AS a Malaysian Qualification Agency (MQA) auditor who audited most of the open distance learning programmes in Malaysian private and public universities, I would like to share my thoughts on what makes an effective Learning Management System (LMS) for institutions of higher learning.
But first, let me quote two personalities, one a poet and the other a businessman, on what they think education is all about.
William Butler Yeats said: “Education is not about filling a bucket, but lighting a fire.”
Jack Ma, the founder of Alibaba Group, said education must begin with a change in teaching. “If we do not change the way we teach, 30 years from now, we’re going to be in trouble,” said the billionaire from China.
To him, the knowledge-based approach of 200 years ago would fail our kids because they will never be able to compete with machines.
We have seen four revolutions. We have moved from water and steam of the first revolution, through electricity of the second to IT and electronics of the
third, to Internet of Things of the 4IR.
These revolutions have influenced and changed the scenario of education, from Education 1.0 to Education 4.0.
Now with the Education 4.0, learning can take place anywhere anytime.
Universiti Sains Malaysia was the first public university to offer distance learning programmes, or pendidikan jarak jauh, in 1971.
Lectures in 1971 were taught through video conferencing and printed modules sent to the students at their nearest learning centres.
Other institutions have followed USM’s lead.
With the number of institutions offering ODL programmes increasing, MQA has come up with a Code of Practice for Open and Distance Learning.
Most ODL programmes are conducted using blended learning approach, that is, face to face and online using LMS platforms.
Some institutions make it compulsory to attend lectures on campus at least three times per semester for two hours each meeting.
There are many types of LMS, such as Open Source (Tutor, Canvas and Moodle) SAAS/Cloud (Google Classroom), proprietary (Blackboard, Edmodo and Schoology) and historical (JoomlaLMS, WizIQ and WebCT).
But what are the features or criteria of a virtual classroom? There are a dozen:
EASE of use and friendly user- interface features.
LMS should be effective, efficient, engaging, error tolerant and easy to learn;
INTEGRATION. Ability to share data across organisation. Features such as Backchannel Chat (live chat), BigBlueButton (real-time sharing of audio, video, slides, chat, and screen), Fishtree (enables personalised learning) and gamifikator (integrating player-type features);

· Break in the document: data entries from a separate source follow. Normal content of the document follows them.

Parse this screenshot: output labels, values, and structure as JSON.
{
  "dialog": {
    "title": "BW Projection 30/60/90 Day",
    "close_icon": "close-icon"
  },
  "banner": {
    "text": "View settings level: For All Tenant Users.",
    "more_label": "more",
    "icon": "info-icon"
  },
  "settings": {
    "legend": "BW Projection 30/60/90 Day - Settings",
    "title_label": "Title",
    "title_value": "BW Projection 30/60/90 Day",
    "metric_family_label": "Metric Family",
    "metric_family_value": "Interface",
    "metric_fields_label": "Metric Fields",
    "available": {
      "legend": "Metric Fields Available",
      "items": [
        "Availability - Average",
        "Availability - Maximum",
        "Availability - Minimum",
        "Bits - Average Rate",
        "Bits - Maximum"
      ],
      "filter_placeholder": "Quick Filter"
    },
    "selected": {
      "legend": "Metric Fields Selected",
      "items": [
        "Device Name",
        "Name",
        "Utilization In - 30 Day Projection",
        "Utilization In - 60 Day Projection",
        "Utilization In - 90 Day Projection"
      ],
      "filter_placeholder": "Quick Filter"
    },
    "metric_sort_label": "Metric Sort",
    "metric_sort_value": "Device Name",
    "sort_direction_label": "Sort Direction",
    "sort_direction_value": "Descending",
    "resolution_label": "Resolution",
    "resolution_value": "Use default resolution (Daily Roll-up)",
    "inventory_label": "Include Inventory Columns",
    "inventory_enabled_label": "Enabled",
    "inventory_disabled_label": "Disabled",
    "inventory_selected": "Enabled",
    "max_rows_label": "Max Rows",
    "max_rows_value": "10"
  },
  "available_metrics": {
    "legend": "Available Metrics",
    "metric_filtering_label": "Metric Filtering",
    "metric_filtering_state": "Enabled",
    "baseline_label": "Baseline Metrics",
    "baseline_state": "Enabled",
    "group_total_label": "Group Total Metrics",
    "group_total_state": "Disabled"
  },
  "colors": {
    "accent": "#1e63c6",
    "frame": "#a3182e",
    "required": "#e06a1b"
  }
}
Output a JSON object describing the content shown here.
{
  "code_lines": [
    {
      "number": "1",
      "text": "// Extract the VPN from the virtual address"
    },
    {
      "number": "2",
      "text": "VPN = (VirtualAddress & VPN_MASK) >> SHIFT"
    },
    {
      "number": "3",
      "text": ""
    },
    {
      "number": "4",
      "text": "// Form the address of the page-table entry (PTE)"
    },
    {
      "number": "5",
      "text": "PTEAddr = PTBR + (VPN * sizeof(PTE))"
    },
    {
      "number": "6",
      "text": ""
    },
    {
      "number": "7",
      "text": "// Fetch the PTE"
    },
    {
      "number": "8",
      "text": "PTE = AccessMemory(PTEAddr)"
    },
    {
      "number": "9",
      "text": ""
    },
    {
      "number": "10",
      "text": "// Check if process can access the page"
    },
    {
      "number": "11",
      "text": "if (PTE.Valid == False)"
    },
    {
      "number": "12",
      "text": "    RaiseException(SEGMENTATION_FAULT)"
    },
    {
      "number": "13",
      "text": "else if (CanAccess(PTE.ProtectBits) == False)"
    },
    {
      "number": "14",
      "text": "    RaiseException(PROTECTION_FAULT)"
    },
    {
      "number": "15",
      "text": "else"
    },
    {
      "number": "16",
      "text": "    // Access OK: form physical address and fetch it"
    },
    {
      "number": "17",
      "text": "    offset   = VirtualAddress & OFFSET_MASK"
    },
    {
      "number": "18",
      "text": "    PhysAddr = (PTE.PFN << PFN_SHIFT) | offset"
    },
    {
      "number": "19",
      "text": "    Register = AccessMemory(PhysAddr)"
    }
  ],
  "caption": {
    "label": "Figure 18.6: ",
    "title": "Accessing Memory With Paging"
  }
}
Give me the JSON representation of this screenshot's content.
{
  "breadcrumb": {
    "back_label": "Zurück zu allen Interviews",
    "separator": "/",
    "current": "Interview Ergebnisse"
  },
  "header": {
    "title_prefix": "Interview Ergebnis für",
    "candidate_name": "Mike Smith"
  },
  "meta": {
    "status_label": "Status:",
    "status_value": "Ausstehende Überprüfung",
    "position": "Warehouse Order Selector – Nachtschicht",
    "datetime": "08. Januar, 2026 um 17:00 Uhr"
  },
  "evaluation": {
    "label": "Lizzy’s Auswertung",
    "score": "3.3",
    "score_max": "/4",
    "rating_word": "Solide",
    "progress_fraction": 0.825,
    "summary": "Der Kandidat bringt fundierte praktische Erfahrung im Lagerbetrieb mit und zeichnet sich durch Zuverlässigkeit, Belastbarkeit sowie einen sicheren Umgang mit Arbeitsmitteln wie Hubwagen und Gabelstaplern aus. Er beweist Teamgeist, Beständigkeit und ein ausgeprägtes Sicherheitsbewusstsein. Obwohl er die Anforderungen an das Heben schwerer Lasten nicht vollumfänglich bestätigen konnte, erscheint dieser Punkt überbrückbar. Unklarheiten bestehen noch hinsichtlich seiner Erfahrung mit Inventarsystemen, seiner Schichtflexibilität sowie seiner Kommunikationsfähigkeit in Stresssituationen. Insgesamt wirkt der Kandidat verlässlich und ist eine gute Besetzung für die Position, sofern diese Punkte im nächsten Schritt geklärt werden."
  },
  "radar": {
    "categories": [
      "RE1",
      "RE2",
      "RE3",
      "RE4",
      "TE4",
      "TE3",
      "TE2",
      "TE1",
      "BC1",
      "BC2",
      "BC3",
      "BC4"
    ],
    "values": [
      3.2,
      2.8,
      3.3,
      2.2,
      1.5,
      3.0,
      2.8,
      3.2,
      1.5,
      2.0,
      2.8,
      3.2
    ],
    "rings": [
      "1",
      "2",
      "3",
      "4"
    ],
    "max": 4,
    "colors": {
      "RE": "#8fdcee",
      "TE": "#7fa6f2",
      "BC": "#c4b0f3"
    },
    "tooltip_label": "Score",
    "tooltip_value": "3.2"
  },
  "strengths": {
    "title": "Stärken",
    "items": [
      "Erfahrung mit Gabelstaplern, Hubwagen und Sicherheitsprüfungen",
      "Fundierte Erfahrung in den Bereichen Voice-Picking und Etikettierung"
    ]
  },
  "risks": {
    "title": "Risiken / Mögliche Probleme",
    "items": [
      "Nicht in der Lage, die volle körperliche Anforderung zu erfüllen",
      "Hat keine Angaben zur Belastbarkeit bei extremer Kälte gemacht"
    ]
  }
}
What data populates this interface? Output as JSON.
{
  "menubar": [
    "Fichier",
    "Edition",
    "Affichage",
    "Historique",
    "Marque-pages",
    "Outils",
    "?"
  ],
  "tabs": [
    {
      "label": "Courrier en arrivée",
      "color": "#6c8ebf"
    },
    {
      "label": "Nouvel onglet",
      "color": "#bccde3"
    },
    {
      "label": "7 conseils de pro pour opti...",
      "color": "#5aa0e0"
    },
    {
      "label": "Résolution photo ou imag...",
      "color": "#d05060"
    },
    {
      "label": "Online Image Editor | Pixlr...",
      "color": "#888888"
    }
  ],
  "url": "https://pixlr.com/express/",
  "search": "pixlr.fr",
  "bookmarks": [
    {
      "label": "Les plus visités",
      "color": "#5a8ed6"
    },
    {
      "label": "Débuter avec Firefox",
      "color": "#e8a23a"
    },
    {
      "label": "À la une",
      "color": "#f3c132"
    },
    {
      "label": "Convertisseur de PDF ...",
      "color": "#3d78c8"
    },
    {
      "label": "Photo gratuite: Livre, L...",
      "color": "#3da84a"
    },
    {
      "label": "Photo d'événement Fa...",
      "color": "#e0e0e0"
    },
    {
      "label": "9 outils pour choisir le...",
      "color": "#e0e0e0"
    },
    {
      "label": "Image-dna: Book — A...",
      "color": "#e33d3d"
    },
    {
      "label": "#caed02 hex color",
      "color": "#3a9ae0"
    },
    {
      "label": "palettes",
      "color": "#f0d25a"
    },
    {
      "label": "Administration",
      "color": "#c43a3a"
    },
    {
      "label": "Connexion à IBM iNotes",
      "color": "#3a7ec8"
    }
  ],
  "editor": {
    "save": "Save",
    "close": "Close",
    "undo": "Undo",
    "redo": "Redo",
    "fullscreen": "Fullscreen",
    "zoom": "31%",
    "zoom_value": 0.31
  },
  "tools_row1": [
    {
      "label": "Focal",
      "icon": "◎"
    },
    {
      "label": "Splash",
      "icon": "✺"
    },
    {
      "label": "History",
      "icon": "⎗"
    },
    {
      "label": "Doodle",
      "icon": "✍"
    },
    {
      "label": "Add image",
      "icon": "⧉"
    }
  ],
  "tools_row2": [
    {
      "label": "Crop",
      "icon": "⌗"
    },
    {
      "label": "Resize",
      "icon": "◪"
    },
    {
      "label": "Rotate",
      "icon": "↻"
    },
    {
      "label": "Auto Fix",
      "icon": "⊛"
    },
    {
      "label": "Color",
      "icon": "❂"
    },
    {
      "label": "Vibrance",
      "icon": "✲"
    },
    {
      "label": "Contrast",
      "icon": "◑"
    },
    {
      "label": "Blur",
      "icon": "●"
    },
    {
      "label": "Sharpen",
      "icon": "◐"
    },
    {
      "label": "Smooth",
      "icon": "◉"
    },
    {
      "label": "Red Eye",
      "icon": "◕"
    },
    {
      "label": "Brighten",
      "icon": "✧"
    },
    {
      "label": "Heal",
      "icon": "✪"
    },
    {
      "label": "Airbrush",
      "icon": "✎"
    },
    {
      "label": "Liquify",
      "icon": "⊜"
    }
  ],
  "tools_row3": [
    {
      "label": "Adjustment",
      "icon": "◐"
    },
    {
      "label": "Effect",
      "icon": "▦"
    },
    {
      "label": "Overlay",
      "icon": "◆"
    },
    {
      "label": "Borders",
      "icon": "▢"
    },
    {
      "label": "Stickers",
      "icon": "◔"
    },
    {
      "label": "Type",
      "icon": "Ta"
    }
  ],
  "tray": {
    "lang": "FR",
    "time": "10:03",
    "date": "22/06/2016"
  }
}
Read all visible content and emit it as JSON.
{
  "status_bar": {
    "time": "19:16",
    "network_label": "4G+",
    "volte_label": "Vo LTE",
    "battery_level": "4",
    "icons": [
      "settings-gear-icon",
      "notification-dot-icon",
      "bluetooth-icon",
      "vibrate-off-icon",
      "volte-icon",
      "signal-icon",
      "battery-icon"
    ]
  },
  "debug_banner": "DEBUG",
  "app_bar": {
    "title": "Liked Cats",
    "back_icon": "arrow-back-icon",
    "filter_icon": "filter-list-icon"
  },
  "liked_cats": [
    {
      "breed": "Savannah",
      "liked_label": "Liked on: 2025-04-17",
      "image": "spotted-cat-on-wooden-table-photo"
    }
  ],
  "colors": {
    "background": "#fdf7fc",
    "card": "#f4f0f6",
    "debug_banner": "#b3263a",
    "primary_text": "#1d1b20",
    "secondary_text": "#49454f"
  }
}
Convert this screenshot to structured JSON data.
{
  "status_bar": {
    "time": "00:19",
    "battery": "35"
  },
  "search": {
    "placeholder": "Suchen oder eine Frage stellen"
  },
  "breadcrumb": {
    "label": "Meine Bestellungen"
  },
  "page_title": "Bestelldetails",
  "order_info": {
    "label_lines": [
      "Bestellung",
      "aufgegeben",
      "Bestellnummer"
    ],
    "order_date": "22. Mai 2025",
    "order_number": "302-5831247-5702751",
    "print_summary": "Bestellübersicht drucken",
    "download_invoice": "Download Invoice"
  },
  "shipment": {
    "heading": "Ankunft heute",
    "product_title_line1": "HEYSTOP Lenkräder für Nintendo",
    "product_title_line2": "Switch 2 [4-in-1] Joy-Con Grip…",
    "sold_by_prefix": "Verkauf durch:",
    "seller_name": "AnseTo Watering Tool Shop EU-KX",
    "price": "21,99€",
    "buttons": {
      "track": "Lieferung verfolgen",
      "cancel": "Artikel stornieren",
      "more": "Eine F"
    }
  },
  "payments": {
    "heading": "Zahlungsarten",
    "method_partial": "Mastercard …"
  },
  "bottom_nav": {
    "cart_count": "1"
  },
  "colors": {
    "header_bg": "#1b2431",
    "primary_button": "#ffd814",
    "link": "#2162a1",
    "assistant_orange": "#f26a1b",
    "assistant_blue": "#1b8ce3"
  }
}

CONTENT management. Can it support the basic multimedia features with SCORM or Tin Can?
Can it import image galleries, videos, audio, simulations and illustrations?
SUPPORTS mobile learning. Can be uploaded to students’ mobile phones and learning takes place anywhere, anytime;
SUPPORTS blended learning. Learning takes place before, during and after class. Instructors will ask students to read or prepare themselves before class, and during class discussions;
SUPPORT gamification features such as, points, badges, levels, progress boards, leaderboards, rewards and encourage learners’ interaction. The leadearboards can convert the points to XP (experience points), AP (action points) or deduct their points, HP (health points);
TESTING and assessment. It should have a formative evaluation that can embed Web 2.0 tools, such as Kahoota and Socrative;
REPORTING and tracking. Data Analytics is useful here.
There should be a tracking system that can track student activities and performance.
The learning analytics features that can analyse the learners, data, dashboards and interventions;
SECURITY and plagiarism. Ensure security.
All data should be stored institutionally to ensure confidentiality and security. Turnitin features should be embedded into LMS to see the percentage of similarities.
For now, 30 per cent of similarities are acceptable;
CUSTOMISATION and branding. Customise fonts, colours and image to maintain the branding of institutions;
E-COMMERCE. LMS provides sophisticated business transaction functionality, such as e-payment, shopping cart, e-training, open course catalogue browsing and customer analytics capabilities; and,
MAINTAIN quality and sustainability. Instructors must address the quality of the online experience and benefits to society.
With all the above features embeded into LMS, instructors should show up and teach and not guide by side. Instructors should monitor assignment submissions, and communicate and remind students of missed and upcoming deadlines.
Lecturer, Centre for Instructional Technology and Multimedia,
Universiti Sains Malaysia